Romine: Justin Thomas. No one has ever won back-to-back Players titles. In fact, the past 10 champions who defended have combined for two top-25s, no other finishes better than T-48 and four missed weekends. If there was ever a time for a player to buck the trend, it’s JT – who is currently enjoying a run of 10 straight top-25s – but I’m just saying don’t be surprised if history repeats itself yet again.
Pick your favorite Tiger Woods moment:
Hoggard: There are 14 other major victories, and 81 other Tour victories, that could all qualify as a favorite Tiger moment, but the 2019 Masters had it all – redemption, celebration, emotion. With his family watching from the clubhouse, Woods completed a comeback with his 15th major victory that for so long didn’t seem possible.
Lavner: I’ll always have fond (and personal) memories of his 2005 Masters victory. My 18th birthday fell on Masters Sunday, and it was the best possible gift: my mom brought me an endless stream of my favorite snacks as Tiger attempted to hold off the scrappy Chris DiMarco. When Tiger’s chip dropped on 16, I leaped off the couch and – I swear – touched the ceiling. After that iconic fist pump on the final green, my closet soon was stocked with mock-neck polos, in every color.

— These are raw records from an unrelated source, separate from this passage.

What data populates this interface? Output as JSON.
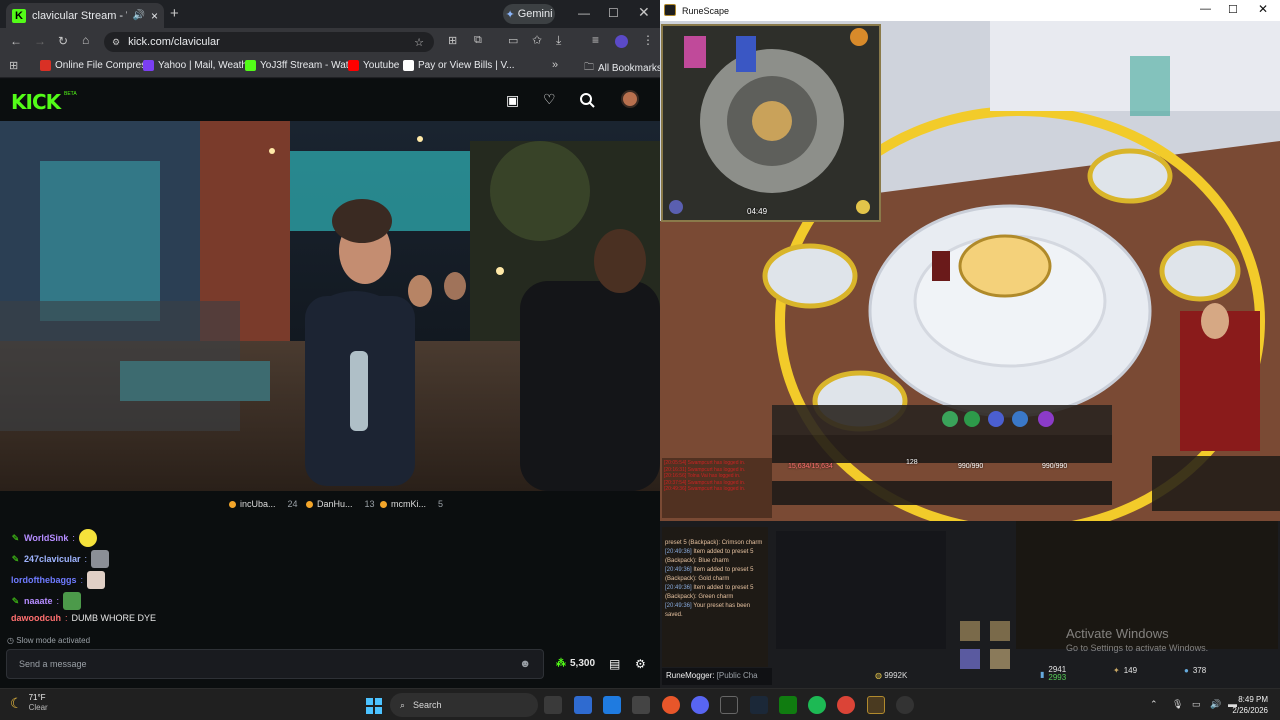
{
  "browser": {
    "tab_title": "clavicular Stream - Watch L",
    "gemini_label": "Gemini",
    "url": "kick.com/clavicular",
    "bookmarks": [
      {
        "label": "Online File Compres...",
        "color": "#d93025"
      },
      {
        "label": "Yahoo | Mail, Weath...",
        "color": "#7b3ff2"
      },
      {
        "label": "YoJ3ff Stream - Wat...",
        "color": "#53fc18"
      },
      {
        "label": "Youtube",
        "color": "#ff0000"
      },
      {
        "label": "Pay or View Bills | V...",
        "color": "#ffffff"
      }
    ],
    "all_bookmarks_label": "All Bookmarks"
  },
  "kick": {
    "logo": "KICK",
    "beta": "BETA",
    "leaderboard": [
      {
        "name": "incUba...",
        "count": "24"
      },
      {
        "name": "DanHu...",
        "count": "13"
      },
      {
        "name": "mcmKi...",
        "count": "5"
      }
    ],
    "chat": [
      {
        "user": "WorldSink",
        "color": "#b58cff",
        "text": "",
        "emote_color": "#f5e23b"
      },
      {
        "user": "247clavicular",
        "color": "#9fb4ff",
        "text": "",
        "emote_color": "#8b8f96"
      },
      {
        "user": "lordofthebaggs",
        "color": "#6f7bff",
        "text": "",
        "emote_color": "#e0cfc5"
      },
      {
        "user": "naaate",
        "color": "#b58cff",
        "text": "",
        "emote_color": "#4c9a4a"
      },
      {
        "user": "dawoodcuh",
        "color": "#ff6f6f",
        "text": "DUMB WHORE DYE",
        "emote_color": ""
      }
    ],
    "slow_mode": "Slow mode activated",
    "input_placeholder": "Send a message",
    "points": "5,300"
  },
  "runescape": {
    "window_title": "RuneScape",
    "minimap_timer": "04:49",
    "hud": {
      "lifepoints": "15,634/15,634",
      "run": "128",
      "prayer": "990/990",
      "adrenaline": "990/990"
    },
    "game_chatlog": [
      "[20:05:54] Swampcurt has logged in.",
      "[20:16:31] Swampcurt has logged in.",
      "[20:16:56] Tolna Vai has logged in.",
      "[20:37:54] Swampcurt has logged in.",
      "[20:49:36] Swampcurt has logged in."
    ],
    "chat_messages": [
      {
        "time": "",
        "text": "preset 5 (Backpack): Crimson charm"
      },
      {
        "time": "[20:49:36]",
        "text": "Item added to preset 5 (Backpack): Blue charm"
      },
      {
        "time": "[20:49:36]",
        "text": "Item added to preset 5 (Backpack): Gold charm"
      },
      {
        "time": "[20:49:36]",
        "text": "Item added to preset 5 (Backpack): Green charm"
      },
      {
        "time": "[20:49:36]",
        "text": "Your preset has been saved."
      }
    ],
    "chat_input_name": "RuneMogger",
    "chat_channel": "[Public Cha",
    "money": "9992K",
    "stats_bottom": [
      {
        "value": "2941",
        "sub": "2993"
      },
      {
        "value": "149"
      },
      {
        "value": "378"
      }
    ],
    "activate_title": "Activate Windows",
    "activate_sub": "Go to Settings to activate Windows."
  },
  "taskbar": {
    "temp": "71°F",
    "condition": "Clear",
    "search_label": "Search",
    "time": "8:49 PM",
    "date": "2/26/2026"
  }
}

Romine: It’s so hard to narrow down a singular achievement. The 2019 Masters was pretty special, but for me, it’s Woods’ runner-up finish alongside his son, Charlie, at the PNC Championship last December. After Woods’ horrific car crash the previous February, it was hard to envision when – or if – Woods would ever play again, and if he did, what that would even look like. But seeing Woods compete with his son, trading fist bumps and smiles and laughs, was a memory that will stick with me forever.
Article By: The Golf Channel